* **Work item**: From the first line to the last, output the data exactly as it stands, minus its pictures.

Dataset extract START

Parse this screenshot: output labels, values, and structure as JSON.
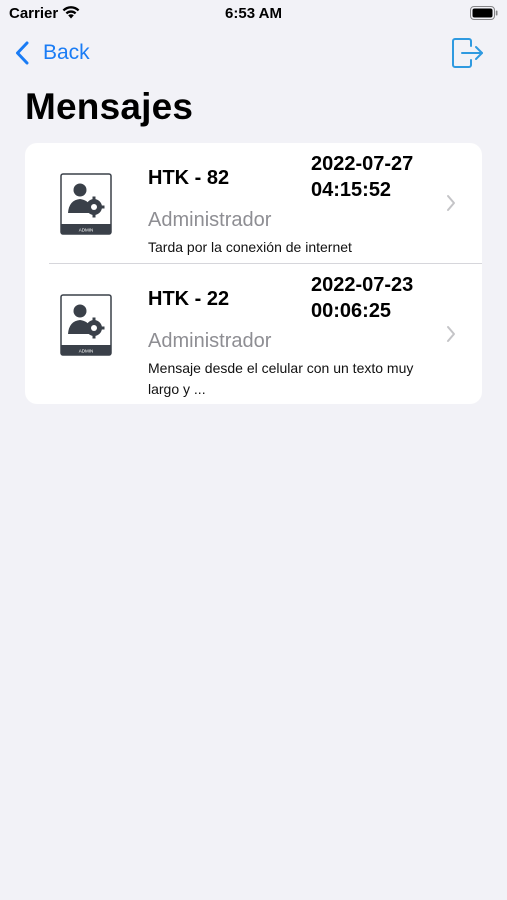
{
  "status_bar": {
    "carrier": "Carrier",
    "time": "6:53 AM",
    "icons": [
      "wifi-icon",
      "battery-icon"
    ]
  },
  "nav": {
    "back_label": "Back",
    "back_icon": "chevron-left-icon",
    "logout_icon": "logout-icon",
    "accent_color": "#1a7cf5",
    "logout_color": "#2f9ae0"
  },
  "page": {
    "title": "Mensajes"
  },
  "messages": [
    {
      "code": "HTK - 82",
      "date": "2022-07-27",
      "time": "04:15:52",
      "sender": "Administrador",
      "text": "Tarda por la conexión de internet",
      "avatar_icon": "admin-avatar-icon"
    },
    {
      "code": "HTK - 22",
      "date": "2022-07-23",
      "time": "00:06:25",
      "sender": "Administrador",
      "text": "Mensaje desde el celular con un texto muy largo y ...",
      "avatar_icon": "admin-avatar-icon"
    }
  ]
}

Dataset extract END

* **Output**:
Parse this screenshot: output labels, values, and structure as JSON.
{
  "status_bar": {
    "carrier": "Carrier",
    "time": "6:53 AM",
    "icons": [
      "wifi-icon",
      "battery-icon"
    ]
  },
  "nav": {
    "back_label": "Back",
    "back_icon": "chevron-left-icon",
    "logout_icon": "logout-icon",
    "accent_color": "#1a7cf5",
    "logout_color": "#2f9ae0"
  },
  "page": {
    "title": "Mensajes"
  },
  "messages": [
    {
      "code": "HTK - 82",
      "date": "2022-07-27",
      "time": "04:15:52",
      "sender": "Administrador",
      "text": "Tarda por la conexión de internet",
      "avatar_icon": "admin-avatar-icon"
    },
    {
      "code": "HTK - 22",
      "date": "2022-07-23",
      "time": "00:06:25",
      "sender": "Administrador",
      "text": "Mensaje desde el celular con un texto muy largo y ...",
      "avatar_icon": "admin-avatar-icon"
    }
  ]
}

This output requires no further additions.